Work instructions =
Having located "Serialize everything readable", write out its line and the remaining lines of the material exactly, the last one included, but not the pictures.

Task material =

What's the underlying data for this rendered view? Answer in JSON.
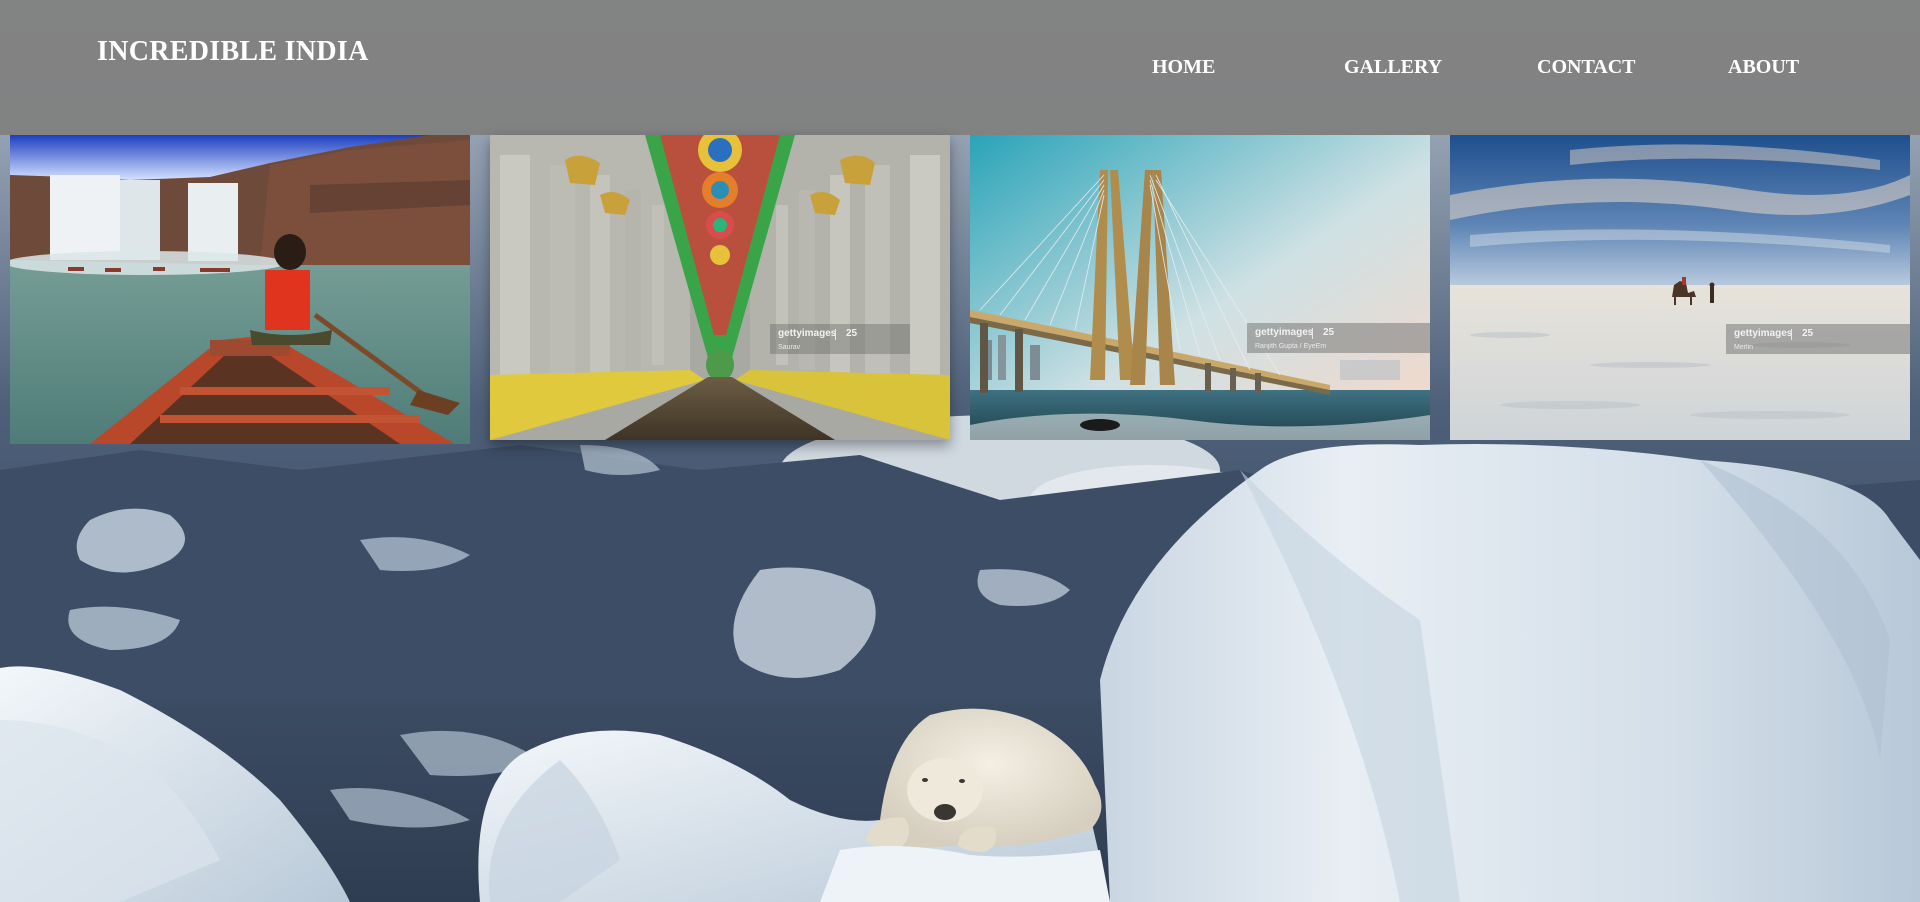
{
  "header": {
    "brand": "INCREDIBLE INDIA",
    "nav": [
      {
        "label": "HOME"
      },
      {
        "label": "GALLERY"
      },
      {
        "label": "CONTACT"
      },
      {
        "label": "ABOUT"
      }
    ]
  },
  "gallery": {
    "tiles": [
      {
        "subject": "waterfall-boat-photo"
      },
      {
        "subject": "temple-corridor-photo",
        "watermark": {
          "brand": "gettyimages",
          "number": "25",
          "credit": "Saurav"
        }
      },
      {
        "subject": "sea-link-bridge-photo",
        "watermark": {
          "brand": "gettyimages",
          "number": "25",
          "credit": "Ranjith Gupta / EyeEm"
        }
      },
      {
        "subject": "salt-desert-camel-photo",
        "watermark": {
          "brand": "gettyimages",
          "number": "25",
          "credit": "Merlin"
        }
      }
    ]
  },
  "background": {
    "subject": "polar-bear-on-ice-photo"
  }
}
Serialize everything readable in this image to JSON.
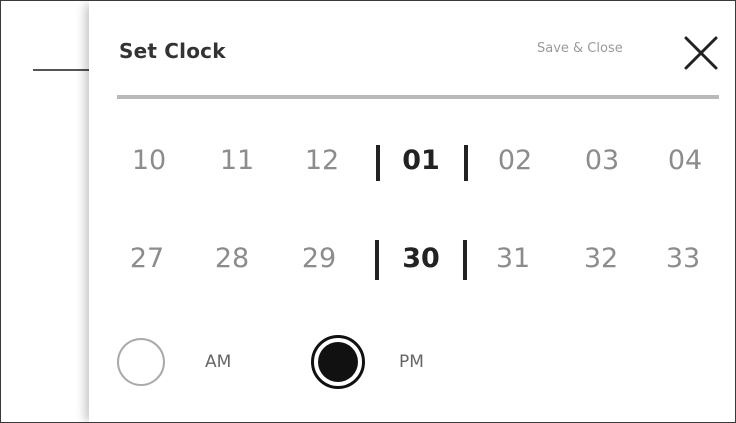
{
  "dialog": {
    "title": "Set Clock",
    "save_close_label": "Save & Close",
    "close_icon": "close-icon"
  },
  "hours": {
    "values": [
      "10",
      "11",
      "12",
      "01",
      "02",
      "03",
      "04"
    ],
    "selected": "01"
  },
  "minutes": {
    "values": [
      "27",
      "28",
      "29",
      "30",
      "31",
      "32",
      "33"
    ],
    "selected": "30"
  },
  "meridiem": {
    "am_label": "AM",
    "pm_label": "PM",
    "selected": "PM"
  },
  "colors": {
    "selected_text": "#222222",
    "unselected_text": "#8c8c8c",
    "divider": "#b9b9b9"
  }
}
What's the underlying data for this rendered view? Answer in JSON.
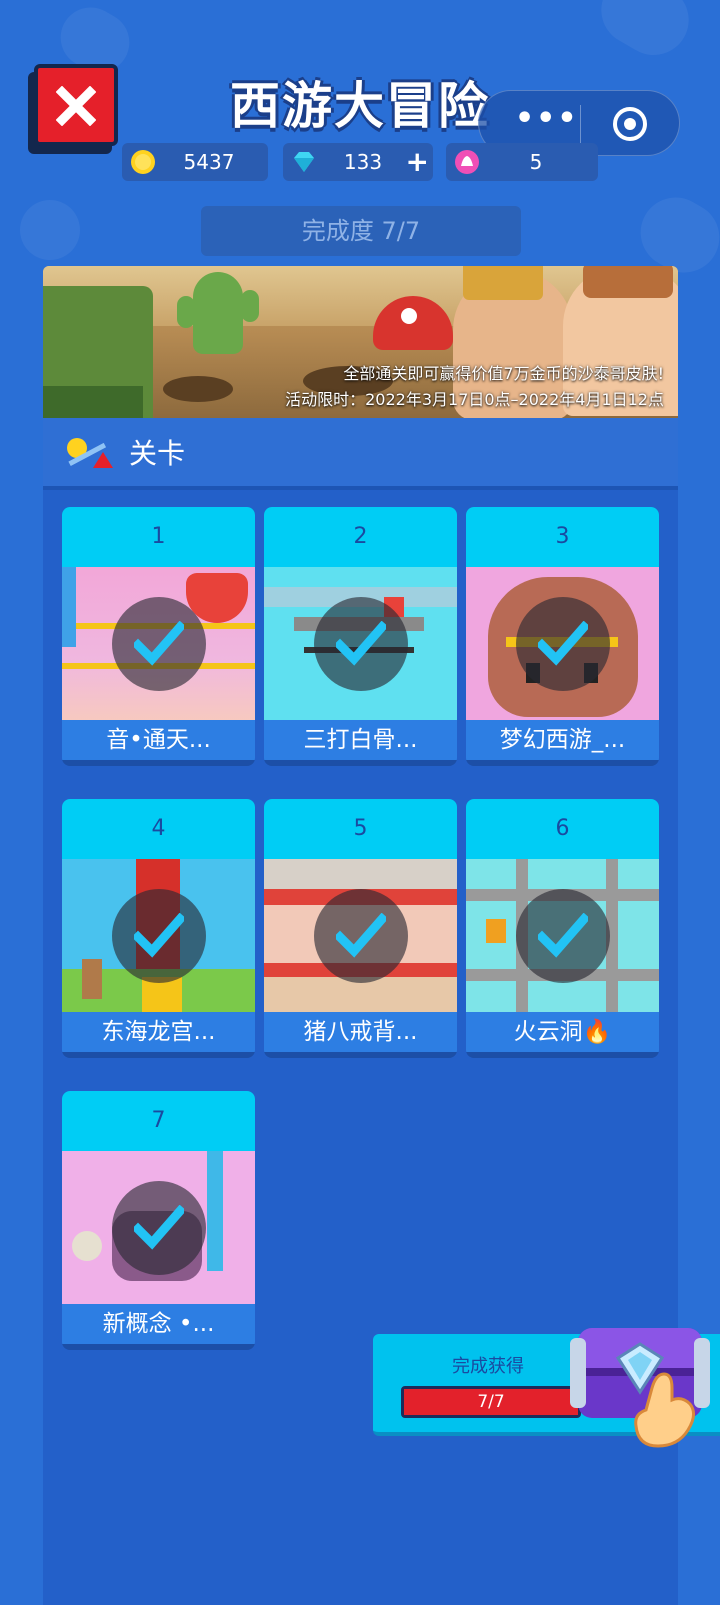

Task answer =
Serialize everything readable in this image to JSON.
{
  "dialog": {
    "title": "Set Clock",
    "save_close_label": "Save & Close",
    "close_icon": "close-icon"
  },
  "hours": {
    "values": [
      "10",
      "11",
      "12",
      "01",
      "02",
      "03",
      "04"
    ],
    "selected": "01"
  },
  "minutes": {
    "values": [
      "27",
      "28",
      "29",
      "30",
      "31",
      "32",
      "33"
    ],
    "selected": "30"
  },
  "meridiem": {
    "am_label": "AM",
    "pm_label": "PM",
    "selected": "PM"
  },
  "colors": {
    "selected_text": "#222222",
    "unselected_text": "#8c8c8c",
    "divider": "#b9b9b9"
  }
}
What's the underlying data for this rendered view? Answer in JSON.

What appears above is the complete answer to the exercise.